(lactis) and other friendly flora is of paramount
importance in the treatment process, and there is
extensive documentation and clinical research
regarding the role of these probiotics in supporting and maintaining the integrity of the intestinal membrane.

Rotating Of Probiotics
If improvement is not sustained when using a specific probiotic product for a period of time.
An alternative treatment is to substitute another probiotic, or series of probiotic strains. This practice called rotating may use several different strains of probiotics. For example, one might take Lactobacillus rhamnosus for a period of time, followed by a Bifidobacterium formulation and then by Lactobacillus plantarum, Lactobacillus ruteri, Lactobacillus salivarius, or any other single strains or combination of strains.
There are numerous options that can be used in following a rotation protocol.

Probiotic Supplementation
Hundreds of species of friendly bacteria flourish in the 25 to 28-foot long intestinal tract. Some are “resident” microorganisms, including Lactobacillusacidophilus, Lactobacillus rhamnosus, Lactobacillus casei, Bifidobacterium bifidum (lactis), and numerous others.

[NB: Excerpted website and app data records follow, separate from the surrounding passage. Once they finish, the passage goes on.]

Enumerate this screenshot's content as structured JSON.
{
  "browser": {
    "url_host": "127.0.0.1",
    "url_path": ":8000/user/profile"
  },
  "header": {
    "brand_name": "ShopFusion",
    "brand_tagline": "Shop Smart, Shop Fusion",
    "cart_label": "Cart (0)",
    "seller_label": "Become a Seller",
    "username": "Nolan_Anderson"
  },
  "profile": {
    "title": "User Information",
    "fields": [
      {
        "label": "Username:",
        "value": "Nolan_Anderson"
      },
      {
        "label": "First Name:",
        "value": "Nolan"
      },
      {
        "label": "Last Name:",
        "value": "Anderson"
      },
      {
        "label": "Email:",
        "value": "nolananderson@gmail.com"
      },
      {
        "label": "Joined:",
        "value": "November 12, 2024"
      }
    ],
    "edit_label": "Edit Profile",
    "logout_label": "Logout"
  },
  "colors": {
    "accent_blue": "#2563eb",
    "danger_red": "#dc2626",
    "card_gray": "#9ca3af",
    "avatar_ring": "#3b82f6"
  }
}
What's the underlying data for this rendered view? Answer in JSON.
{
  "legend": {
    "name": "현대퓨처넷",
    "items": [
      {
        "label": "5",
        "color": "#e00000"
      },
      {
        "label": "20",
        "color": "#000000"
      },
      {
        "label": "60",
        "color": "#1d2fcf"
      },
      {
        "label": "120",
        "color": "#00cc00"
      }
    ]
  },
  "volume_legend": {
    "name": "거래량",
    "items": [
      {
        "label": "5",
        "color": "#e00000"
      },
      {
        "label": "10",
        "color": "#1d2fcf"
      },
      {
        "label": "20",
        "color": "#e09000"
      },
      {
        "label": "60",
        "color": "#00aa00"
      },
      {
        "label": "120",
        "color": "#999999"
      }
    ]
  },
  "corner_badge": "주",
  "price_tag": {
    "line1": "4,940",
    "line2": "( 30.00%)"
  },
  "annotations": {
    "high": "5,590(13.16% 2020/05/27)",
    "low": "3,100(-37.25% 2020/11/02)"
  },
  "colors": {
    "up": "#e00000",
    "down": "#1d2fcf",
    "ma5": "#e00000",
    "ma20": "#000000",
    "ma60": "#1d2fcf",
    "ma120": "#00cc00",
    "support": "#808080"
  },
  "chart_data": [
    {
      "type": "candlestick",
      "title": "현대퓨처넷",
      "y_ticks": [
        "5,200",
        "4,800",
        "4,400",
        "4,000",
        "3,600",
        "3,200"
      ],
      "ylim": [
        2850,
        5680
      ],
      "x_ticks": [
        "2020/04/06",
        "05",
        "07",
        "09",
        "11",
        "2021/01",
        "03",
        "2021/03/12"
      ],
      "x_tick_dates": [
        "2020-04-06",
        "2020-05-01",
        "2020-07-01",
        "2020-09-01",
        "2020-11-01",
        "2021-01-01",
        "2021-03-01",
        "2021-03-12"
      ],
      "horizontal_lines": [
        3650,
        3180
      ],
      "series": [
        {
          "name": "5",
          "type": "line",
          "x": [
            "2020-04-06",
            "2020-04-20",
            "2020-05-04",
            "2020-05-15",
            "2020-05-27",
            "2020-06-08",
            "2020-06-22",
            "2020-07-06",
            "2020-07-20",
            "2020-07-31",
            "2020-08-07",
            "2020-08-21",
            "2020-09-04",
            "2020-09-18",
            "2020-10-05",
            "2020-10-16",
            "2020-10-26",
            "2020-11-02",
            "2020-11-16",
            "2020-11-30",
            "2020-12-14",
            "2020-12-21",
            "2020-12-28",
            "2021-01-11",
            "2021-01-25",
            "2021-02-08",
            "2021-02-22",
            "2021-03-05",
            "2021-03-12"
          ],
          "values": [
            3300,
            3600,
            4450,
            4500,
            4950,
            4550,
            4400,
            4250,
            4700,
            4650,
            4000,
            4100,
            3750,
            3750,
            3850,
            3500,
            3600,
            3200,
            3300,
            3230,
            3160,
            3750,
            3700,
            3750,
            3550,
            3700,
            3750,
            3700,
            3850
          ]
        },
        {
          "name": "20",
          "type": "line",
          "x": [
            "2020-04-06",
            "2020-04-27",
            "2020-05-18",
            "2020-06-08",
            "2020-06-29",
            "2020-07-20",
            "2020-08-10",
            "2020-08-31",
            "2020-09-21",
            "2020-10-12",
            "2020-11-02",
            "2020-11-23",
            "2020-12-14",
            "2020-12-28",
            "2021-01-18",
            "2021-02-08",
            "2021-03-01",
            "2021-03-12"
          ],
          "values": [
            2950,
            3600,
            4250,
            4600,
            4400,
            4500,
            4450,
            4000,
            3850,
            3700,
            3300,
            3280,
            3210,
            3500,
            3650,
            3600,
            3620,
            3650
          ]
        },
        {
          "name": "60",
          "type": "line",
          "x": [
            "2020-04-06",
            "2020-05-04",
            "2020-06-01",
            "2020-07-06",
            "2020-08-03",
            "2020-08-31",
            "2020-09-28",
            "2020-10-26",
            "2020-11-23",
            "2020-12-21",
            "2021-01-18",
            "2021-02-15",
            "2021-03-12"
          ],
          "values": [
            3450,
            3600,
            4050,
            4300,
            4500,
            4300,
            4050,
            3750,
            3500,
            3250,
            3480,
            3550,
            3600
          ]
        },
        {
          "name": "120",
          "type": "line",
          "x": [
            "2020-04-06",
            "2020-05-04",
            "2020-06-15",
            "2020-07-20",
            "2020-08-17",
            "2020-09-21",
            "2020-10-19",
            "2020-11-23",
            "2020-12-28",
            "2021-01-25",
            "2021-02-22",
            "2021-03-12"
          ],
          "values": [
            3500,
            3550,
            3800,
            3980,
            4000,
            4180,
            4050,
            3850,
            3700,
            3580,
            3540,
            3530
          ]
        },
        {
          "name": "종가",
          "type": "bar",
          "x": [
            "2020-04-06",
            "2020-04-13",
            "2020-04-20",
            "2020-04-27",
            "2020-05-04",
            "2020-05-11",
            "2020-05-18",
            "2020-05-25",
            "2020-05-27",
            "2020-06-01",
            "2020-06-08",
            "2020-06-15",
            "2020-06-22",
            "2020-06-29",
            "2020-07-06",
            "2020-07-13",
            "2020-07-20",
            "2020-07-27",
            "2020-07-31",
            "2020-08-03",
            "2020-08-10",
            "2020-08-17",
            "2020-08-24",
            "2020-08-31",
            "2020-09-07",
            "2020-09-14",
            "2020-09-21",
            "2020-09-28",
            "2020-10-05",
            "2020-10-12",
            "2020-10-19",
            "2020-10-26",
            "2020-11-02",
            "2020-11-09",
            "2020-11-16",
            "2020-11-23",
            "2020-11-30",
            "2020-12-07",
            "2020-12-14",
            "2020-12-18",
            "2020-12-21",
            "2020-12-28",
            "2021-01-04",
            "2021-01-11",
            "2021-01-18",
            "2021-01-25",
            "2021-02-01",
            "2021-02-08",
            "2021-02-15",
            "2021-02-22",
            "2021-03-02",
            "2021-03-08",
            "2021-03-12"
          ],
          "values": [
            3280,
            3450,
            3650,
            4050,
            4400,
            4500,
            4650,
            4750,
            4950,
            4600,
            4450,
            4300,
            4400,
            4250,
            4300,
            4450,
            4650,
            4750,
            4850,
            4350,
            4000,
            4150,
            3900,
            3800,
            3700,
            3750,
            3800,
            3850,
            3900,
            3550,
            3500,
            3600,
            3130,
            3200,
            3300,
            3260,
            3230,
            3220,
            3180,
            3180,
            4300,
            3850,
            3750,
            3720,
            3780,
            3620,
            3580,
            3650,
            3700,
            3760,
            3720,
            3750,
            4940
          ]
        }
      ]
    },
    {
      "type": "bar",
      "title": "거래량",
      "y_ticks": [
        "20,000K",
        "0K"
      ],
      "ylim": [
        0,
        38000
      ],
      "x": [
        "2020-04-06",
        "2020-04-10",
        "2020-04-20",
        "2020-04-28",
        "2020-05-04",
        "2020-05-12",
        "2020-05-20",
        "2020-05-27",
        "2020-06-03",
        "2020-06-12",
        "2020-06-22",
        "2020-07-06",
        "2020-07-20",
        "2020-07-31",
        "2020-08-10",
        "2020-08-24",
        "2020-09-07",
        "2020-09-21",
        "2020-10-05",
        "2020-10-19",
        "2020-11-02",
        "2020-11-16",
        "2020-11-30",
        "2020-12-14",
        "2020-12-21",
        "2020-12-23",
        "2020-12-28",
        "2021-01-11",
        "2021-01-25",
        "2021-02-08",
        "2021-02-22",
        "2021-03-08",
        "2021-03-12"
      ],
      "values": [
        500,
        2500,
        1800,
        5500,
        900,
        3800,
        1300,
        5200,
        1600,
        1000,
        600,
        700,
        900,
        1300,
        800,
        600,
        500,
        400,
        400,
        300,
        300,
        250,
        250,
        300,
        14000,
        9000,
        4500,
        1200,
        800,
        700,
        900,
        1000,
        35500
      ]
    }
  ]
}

These probiotics set up residence by attaching to the mucosal lining and colonizing the intestinal tract, where they crowd out the pathogenic (unfriendly) bacteria. Additionally, there are “transient” friendly flora, including Streptococccus thermophilus and Lactobacillus bulgaricus, which do not set up residence but instead travel through the intestinal tract and exert many positive benefits. Both the resident and transient strains of friendly bacteria may be among the most important nutritional influences on the health of the gastrointestinal tract. Their supplementation as part of a comprehensive treatment plan is of great importance in healing the intestinal disorders.